## WHAT YOU SHOULD DO
Identify and copy all lines of the material where the string "this" is found.

## ENTRIES PROVIDED

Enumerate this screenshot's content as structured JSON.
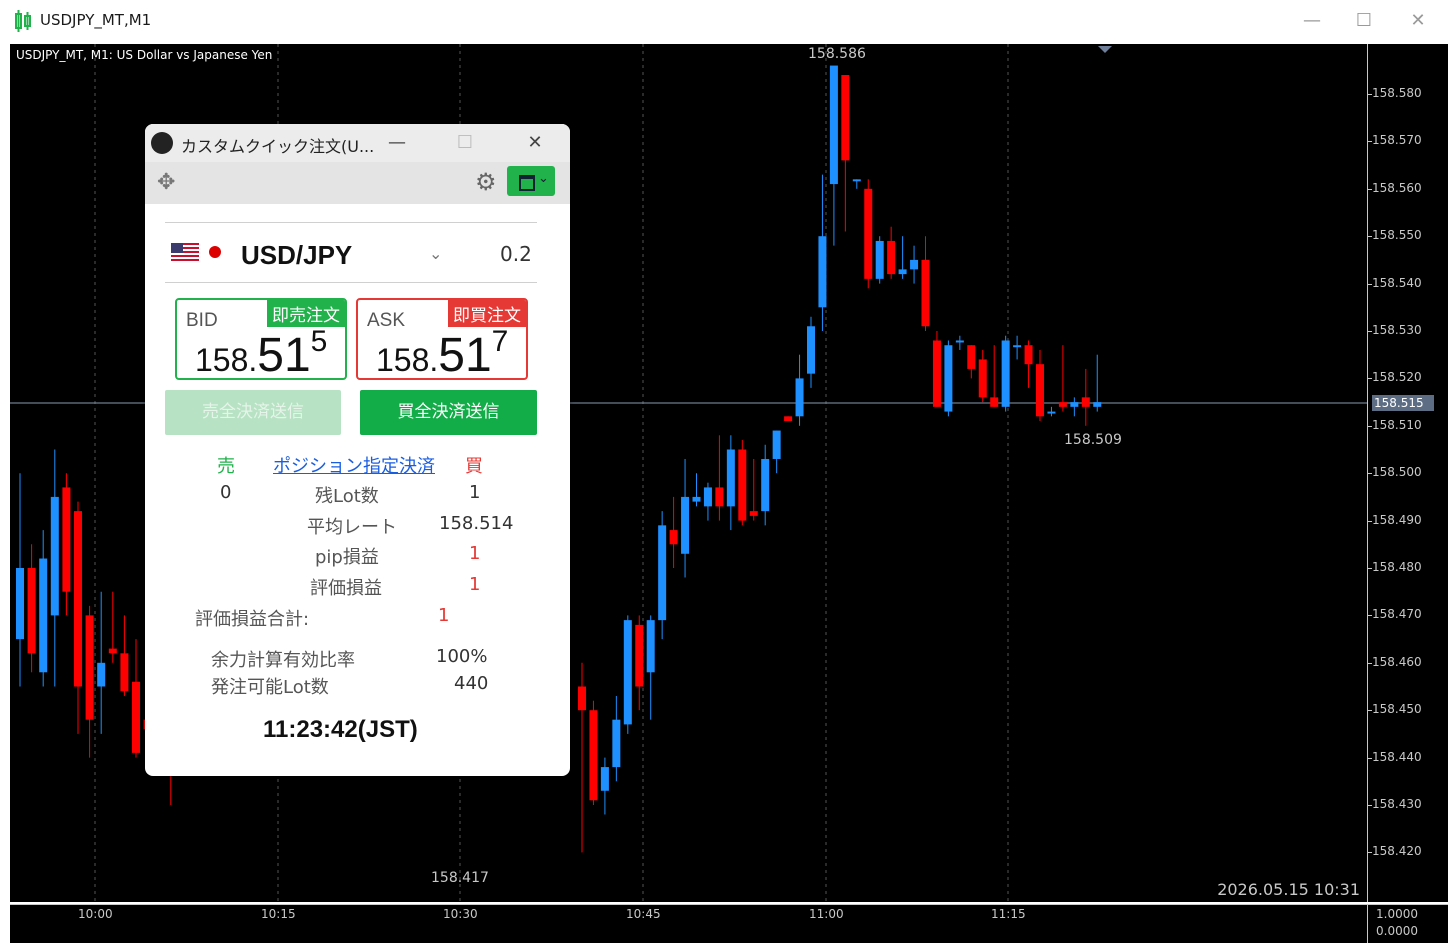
{
  "window": {
    "title": "USDJPY_MT,M1",
    "minimize": "—",
    "maximize": "☐",
    "close": "✕"
  },
  "chart": {
    "header": "USDJPY_MT, M1:  US Dollar vs Japanese Yen",
    "high_label": "158.586",
    "low_label": "158.417",
    "last_label": "158.509",
    "current_price": "158.515",
    "datetime": "2026.05.15 10:31",
    "price_ticks": [
      "158.580",
      "158.570",
      "158.560",
      "158.550",
      "158.540",
      "158.530",
      "158.520",
      "158.510",
      "158.500",
      "158.490",
      "158.480",
      "158.470",
      "158.460",
      "158.450",
      "158.440",
      "158.430",
      "158.420"
    ],
    "time_ticks": [
      "10:00",
      "10:15",
      "10:30",
      "10:45",
      "11:00",
      "11:15"
    ],
    "indicator_ticks": [
      "1.0000",
      "0.0000"
    ],
    "colors": {
      "bull": "#1e90ff",
      "bear": "#ff0000",
      "background": "#000000"
    }
  },
  "chart_data": {
    "type": "candlestick",
    "candles": [
      {
        "o": 158.47,
        "h": 158.497,
        "l": 158.455,
        "c": 158.49,
        "bull": true
      },
      {
        "o": 158.49,
        "h": 158.485,
        "l": 158.465,
        "c": 158.47,
        "bull": false
      },
      {
        "o": 158.464,
        "h": 158.505,
        "l": 158.46,
        "c": 158.49,
        "bull": true
      },
      {
        "o": 158.488,
        "h": 158.482,
        "l": 158.478,
        "c": 158.5,
        "bull": true
      },
      {
        "o": 158.492,
        "h": 158.495,
        "l": 158.44,
        "c": 158.47,
        "bull": false
      },
      {
        "o": 158.468,
        "h": 158.475,
        "l": 158.445,
        "c": 158.45,
        "bull": false
      },
      {
        "o": 158.447,
        "h": 158.475,
        "l": 158.445,
        "c": 158.46,
        "bull": true
      },
      {
        "o": 158.46,
        "h": 158.48,
        "l": 158.455,
        "c": 158.463,
        "bull": true
      }
    ]
  },
  "panel": {
    "title": "カスタムクイック注文(U...",
    "symbol": "USD/JPY",
    "spread": "0.2",
    "bid": {
      "label": "BID",
      "tag": "即売注文",
      "p1": "158.",
      "p2": "51",
      "p3": "5"
    },
    "ask": {
      "label": "ASK",
      "tag": "即買注文",
      "p1": "158.",
      "p2": "51",
      "p3": "7"
    },
    "sell_close_btn": "売全決済送信",
    "buy_close_btn": "買全決済送信",
    "sell_header": "売",
    "buy_header": "買",
    "position_link": "ポジション指定決済",
    "rows": {
      "lots": {
        "label": "残Lot数",
        "sell": "0",
        "buy": "1"
      },
      "avg_rate": {
        "label": "平均レート",
        "buy": "158.514"
      },
      "pip_pl": {
        "label": "pip損益",
        "buy": "1"
      },
      "eval_pl": {
        "label": "評価損益",
        "buy": "1"
      }
    },
    "total_pl": {
      "label": "評価損益合計:",
      "value": "1"
    },
    "margin_ratio": {
      "label": "余力計算有効比率",
      "value": "100%"
    },
    "orderable_lots": {
      "label": "発注可能Lot数",
      "value": "440"
    },
    "clock": "11:23:42(JST)"
  }
}
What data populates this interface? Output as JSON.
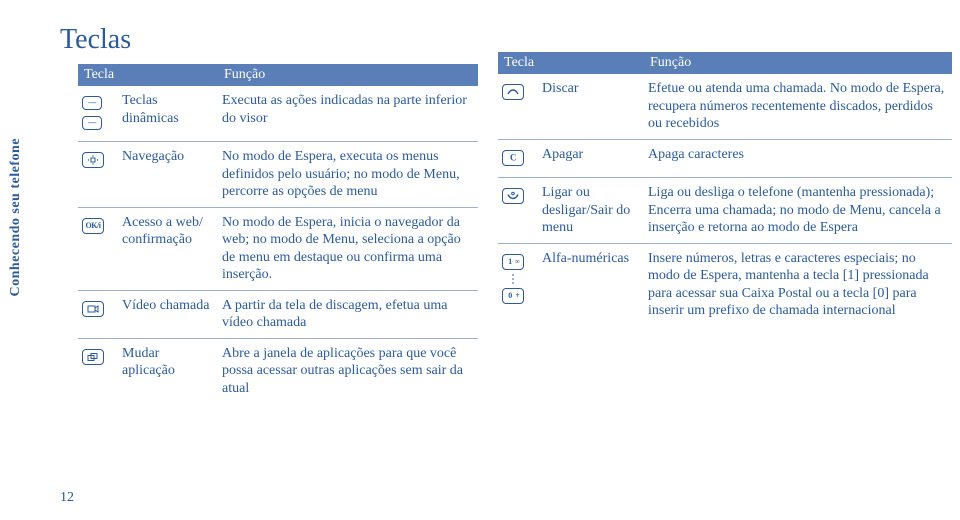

## RESPONSE
Enumerate this screenshot's content as structured JSON.
What data populates this interface? Output as JSON.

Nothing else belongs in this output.